ASSIGNMENT – Will you extract the entries word for word? Images should not appear in the copy.
(Beginning of RECORDS PROVIDED)
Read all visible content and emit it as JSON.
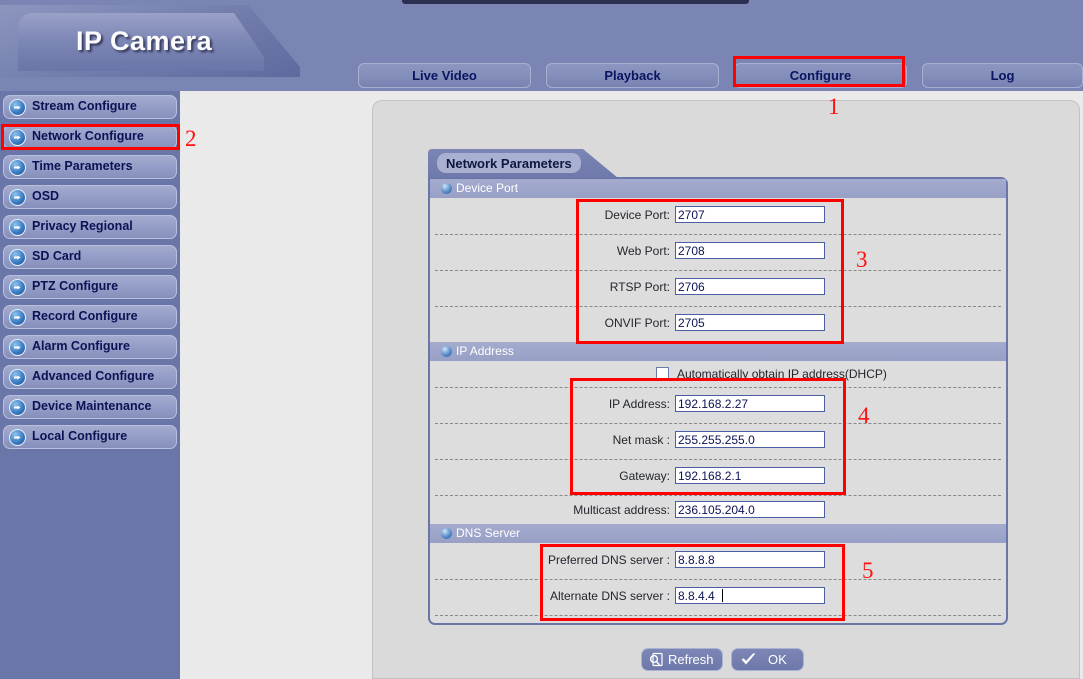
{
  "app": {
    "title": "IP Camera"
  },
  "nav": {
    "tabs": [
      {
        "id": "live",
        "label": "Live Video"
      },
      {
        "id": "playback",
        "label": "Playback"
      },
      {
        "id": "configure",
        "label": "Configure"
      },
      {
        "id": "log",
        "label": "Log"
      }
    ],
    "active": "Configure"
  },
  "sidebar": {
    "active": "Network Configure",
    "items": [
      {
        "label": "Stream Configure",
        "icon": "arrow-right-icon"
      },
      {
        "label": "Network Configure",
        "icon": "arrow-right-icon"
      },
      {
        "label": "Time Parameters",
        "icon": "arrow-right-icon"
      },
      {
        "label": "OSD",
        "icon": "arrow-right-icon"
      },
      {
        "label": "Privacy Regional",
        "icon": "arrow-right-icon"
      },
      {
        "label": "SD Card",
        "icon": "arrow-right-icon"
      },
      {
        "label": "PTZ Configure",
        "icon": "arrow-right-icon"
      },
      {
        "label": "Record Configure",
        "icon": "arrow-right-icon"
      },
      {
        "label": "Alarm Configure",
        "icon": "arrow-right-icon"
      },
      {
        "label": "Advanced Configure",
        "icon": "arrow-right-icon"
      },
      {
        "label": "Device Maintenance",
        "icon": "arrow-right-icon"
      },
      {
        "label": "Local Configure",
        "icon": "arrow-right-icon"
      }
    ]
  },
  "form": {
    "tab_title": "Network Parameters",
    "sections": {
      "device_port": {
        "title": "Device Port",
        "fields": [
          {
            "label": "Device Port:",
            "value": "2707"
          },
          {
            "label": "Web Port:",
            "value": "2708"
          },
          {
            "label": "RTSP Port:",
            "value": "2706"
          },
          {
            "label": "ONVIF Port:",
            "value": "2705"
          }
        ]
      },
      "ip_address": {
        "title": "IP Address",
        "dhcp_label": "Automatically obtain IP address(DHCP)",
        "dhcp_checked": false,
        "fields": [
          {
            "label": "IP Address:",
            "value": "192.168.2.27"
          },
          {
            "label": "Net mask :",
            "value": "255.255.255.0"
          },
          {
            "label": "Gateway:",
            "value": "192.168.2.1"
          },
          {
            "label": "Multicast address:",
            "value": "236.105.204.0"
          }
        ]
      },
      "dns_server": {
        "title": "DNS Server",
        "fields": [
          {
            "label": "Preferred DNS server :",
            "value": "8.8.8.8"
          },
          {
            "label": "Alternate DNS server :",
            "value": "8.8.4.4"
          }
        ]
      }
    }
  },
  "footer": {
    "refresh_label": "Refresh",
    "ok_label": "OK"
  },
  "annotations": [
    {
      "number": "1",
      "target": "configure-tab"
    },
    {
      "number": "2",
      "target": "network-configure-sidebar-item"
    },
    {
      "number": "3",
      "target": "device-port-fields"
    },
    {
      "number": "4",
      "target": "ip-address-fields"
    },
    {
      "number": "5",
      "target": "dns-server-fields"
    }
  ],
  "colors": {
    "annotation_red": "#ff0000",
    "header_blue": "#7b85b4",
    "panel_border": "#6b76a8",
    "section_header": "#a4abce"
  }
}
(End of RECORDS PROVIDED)
TASK RESPONSE –
Read all visible content and emit it as JSON.
{
  "app": {
    "title": "IP Camera"
  },
  "nav": {
    "tabs": [
      {
        "id": "live",
        "label": "Live Video"
      },
      {
        "id": "playback",
        "label": "Playback"
      },
      {
        "id": "configure",
        "label": "Configure"
      },
      {
        "id": "log",
        "label": "Log"
      }
    ],
    "active": "Configure"
  },
  "sidebar": {
    "active": "Network Configure",
    "items": [
      {
        "label": "Stream Configure",
        "icon": "arrow-right-icon"
      },
      {
        "label": "Network Configure",
        "icon": "arrow-right-icon"
      },
      {
        "label": "Time Parameters",
        "icon": "arrow-right-icon"
      },
      {
        "label": "OSD",
        "icon": "arrow-right-icon"
      },
      {
        "label": "Privacy Regional",
        "icon": "arrow-right-icon"
      },
      {
        "label": "SD Card",
        "icon": "arrow-right-icon"
      },
      {
        "label": "PTZ Configure",
        "icon": "arrow-right-icon"
      },
      {
        "label": "Record Configure",
        "icon": "arrow-right-icon"
      },
      {
        "label": "Alarm Configure",
        "icon": "arrow-right-icon"
      },
      {
        "label": "Advanced Configure",
        "icon": "arrow-right-icon"
      },
      {
        "label": "Device Maintenance",
        "icon": "arrow-right-icon"
      },
      {
        "label": "Local Configure",
        "icon": "arrow-right-icon"
      }
    ]
  },
  "form": {
    "tab_title": "Network Parameters",
    "sections": {
      "device_port": {
        "title": "Device Port",
        "fields": [
          {
            "label": "Device Port:",
            "value": "2707"
          },
          {
            "label": "Web Port:",
            "value": "2708"
          },
          {
            "label": "RTSP Port:",
            "value": "2706"
          },
          {
            "label": "ONVIF Port:",
            "value": "2705"
          }
        ]
      },
      "ip_address": {
        "title": "IP Address",
        "dhcp_label": "Automatically obtain IP address(DHCP)",
        "dhcp_checked": false,
        "fields": [
          {
            "label": "IP Address:",
            "value": "192.168.2.27"
          },
          {
            "label": "Net mask :",
            "value": "255.255.255.0"
          },
          {
            "label": "Gateway:",
            "value": "192.168.2.1"
          },
          {
            "label": "Multicast address:",
            "value": "236.105.204.0"
          }
        ]
      },
      "dns_server": {
        "title": "DNS Server",
        "fields": [
          {
            "label": "Preferred DNS server :",
            "value": "8.8.8.8"
          },
          {
            "label": "Alternate DNS server :",
            "value": "8.8.4.4"
          }
        ]
      }
    }
  },
  "footer": {
    "refresh_label": "Refresh",
    "ok_label": "OK"
  },
  "annotations": [
    {
      "number": "1",
      "target": "configure-tab"
    },
    {
      "number": "2",
      "target": "network-configure-sidebar-item"
    },
    {
      "number": "3",
      "target": "device-port-fields"
    },
    {
      "number": "4",
      "target": "ip-address-fields"
    },
    {
      "number": "5",
      "target": "dns-server-fields"
    }
  ],
  "colors": {
    "annotation_red": "#ff0000",
    "header_blue": "#7b85b4",
    "panel_border": "#6b76a8",
    "section_header": "#a4abce"
  }
}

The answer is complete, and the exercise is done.